YOUR OBJECTIVE: List each line of the data that holds the word "emoji".

### DATA RECORDS ###

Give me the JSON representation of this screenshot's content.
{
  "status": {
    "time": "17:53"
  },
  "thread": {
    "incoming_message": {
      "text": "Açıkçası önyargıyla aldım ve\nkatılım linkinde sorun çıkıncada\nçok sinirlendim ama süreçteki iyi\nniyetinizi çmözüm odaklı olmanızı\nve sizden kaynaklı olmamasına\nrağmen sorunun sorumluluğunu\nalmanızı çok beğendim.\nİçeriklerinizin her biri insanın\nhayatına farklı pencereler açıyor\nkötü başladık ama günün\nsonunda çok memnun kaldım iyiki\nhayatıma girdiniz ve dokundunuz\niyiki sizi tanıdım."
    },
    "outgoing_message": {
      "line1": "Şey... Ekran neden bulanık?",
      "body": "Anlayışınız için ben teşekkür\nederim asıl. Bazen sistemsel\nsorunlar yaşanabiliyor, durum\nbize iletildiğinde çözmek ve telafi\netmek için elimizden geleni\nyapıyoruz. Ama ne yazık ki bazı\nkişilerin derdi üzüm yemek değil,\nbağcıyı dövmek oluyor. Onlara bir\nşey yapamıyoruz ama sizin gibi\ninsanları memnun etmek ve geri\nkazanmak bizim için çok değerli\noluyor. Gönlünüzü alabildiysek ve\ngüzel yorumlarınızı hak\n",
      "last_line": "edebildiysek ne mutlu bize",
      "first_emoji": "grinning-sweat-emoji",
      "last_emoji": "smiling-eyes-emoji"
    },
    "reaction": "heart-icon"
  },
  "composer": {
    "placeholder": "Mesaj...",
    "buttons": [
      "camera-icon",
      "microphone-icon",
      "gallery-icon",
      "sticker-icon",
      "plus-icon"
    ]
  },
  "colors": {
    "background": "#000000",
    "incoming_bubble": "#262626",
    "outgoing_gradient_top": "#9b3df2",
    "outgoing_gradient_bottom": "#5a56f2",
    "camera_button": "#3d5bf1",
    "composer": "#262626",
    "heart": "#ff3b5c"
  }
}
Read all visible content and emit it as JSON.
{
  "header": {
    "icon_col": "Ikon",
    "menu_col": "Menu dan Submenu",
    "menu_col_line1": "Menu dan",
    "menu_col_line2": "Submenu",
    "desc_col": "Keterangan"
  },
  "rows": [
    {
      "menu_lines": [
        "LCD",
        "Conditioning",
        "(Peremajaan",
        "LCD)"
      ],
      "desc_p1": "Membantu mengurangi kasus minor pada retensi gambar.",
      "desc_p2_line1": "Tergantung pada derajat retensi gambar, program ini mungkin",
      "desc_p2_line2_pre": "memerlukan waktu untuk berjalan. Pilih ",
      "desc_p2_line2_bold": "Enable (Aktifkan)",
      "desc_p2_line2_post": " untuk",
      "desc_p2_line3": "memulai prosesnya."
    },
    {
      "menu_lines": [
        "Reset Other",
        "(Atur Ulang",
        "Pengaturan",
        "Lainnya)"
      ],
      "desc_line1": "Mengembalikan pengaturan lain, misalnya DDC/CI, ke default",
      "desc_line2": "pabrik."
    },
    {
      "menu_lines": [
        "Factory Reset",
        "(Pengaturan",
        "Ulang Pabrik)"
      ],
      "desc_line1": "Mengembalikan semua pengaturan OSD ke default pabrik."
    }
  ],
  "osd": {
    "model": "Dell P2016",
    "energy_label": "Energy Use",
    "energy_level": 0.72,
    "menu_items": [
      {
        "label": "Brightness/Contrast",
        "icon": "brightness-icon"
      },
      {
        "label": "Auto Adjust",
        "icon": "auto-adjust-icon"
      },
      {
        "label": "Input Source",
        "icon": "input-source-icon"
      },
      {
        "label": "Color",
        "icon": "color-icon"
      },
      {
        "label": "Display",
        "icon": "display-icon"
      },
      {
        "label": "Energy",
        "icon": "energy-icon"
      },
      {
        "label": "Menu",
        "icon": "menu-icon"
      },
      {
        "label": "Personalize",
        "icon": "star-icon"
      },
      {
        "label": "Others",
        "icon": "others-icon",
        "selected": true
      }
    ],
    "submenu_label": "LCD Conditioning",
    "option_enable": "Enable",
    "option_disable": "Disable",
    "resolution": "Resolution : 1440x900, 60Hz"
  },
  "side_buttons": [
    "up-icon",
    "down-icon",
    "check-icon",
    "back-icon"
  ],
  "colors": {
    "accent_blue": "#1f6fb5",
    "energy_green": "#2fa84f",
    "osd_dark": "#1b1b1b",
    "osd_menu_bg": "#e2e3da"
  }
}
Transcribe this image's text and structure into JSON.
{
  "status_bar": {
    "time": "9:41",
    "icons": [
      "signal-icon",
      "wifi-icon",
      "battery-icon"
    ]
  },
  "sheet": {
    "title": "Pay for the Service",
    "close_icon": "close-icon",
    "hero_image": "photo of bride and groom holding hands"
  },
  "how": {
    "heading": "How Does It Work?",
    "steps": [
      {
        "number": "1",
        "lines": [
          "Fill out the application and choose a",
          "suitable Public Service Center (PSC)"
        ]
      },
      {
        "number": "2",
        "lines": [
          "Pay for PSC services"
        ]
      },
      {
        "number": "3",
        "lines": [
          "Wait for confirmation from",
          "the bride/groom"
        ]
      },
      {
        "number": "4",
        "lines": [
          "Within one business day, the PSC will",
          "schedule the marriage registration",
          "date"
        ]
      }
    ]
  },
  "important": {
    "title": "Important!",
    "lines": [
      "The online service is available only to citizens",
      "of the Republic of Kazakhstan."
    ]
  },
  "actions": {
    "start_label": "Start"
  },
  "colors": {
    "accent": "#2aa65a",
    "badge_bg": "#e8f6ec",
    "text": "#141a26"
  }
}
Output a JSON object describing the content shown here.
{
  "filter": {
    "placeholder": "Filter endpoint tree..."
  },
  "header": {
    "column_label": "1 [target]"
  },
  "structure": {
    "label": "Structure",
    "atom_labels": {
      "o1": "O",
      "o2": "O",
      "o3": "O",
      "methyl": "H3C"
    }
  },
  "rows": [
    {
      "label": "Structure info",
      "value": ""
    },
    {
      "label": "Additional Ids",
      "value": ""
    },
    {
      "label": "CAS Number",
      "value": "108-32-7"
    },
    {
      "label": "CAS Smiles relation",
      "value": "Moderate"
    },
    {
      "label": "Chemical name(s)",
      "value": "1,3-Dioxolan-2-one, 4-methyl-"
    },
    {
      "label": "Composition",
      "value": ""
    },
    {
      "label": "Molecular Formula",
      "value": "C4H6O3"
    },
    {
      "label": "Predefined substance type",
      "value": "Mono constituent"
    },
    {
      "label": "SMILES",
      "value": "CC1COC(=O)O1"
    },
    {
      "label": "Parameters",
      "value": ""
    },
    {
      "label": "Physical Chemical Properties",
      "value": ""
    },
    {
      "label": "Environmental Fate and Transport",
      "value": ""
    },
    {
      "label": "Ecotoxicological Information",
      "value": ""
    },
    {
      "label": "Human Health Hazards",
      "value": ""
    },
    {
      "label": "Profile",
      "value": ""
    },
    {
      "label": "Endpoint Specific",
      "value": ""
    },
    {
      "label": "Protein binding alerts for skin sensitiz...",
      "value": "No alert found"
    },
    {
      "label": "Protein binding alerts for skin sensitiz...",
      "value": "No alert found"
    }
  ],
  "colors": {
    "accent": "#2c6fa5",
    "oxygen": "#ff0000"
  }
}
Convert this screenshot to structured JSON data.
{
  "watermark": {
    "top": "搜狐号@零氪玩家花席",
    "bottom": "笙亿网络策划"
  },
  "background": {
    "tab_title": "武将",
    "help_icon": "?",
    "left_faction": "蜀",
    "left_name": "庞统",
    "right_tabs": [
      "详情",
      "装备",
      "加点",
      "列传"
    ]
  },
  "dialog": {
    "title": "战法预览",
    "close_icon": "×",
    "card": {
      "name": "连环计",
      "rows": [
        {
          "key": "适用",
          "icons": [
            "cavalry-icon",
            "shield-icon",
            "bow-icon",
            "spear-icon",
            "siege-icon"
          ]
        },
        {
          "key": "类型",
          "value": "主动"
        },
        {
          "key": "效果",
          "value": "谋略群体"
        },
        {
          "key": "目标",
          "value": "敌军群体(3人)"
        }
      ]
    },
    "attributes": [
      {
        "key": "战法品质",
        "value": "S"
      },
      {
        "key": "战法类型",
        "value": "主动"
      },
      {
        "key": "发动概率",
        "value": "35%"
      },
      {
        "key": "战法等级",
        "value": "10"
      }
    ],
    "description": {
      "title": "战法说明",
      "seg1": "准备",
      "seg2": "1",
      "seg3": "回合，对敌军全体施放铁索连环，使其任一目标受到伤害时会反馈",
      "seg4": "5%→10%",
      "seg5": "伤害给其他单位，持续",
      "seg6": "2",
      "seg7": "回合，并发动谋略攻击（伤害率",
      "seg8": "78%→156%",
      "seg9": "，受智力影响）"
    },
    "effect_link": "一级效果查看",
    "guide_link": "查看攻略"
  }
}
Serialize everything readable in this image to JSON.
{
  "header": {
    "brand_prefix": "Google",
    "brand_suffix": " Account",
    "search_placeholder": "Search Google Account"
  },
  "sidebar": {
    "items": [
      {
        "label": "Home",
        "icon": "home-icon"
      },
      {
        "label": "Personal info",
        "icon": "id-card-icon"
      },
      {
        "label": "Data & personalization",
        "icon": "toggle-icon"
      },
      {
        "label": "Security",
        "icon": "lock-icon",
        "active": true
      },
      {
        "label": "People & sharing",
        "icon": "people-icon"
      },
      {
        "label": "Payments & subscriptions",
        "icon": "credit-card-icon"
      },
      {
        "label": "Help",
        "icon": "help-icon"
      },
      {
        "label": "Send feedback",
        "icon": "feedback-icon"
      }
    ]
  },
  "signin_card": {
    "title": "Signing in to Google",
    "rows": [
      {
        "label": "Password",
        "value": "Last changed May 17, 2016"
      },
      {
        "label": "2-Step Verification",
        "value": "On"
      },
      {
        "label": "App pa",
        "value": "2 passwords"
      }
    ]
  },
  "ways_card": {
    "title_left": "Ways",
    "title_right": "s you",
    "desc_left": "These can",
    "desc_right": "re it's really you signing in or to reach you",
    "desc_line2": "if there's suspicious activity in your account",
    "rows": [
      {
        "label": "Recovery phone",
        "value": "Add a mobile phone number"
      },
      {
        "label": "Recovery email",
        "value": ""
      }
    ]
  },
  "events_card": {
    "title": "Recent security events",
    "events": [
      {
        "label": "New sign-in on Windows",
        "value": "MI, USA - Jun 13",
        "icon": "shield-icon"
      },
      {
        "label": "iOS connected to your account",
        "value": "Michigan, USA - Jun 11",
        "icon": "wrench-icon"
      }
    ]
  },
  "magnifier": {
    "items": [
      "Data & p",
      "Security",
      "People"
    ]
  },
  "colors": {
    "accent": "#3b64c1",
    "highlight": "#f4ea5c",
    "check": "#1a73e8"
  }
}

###

REPLY TO THE TASK:
      "first_emoji": "grinning-sweat-emoji",
      "last_emoji": "smiling-eyes-emoji"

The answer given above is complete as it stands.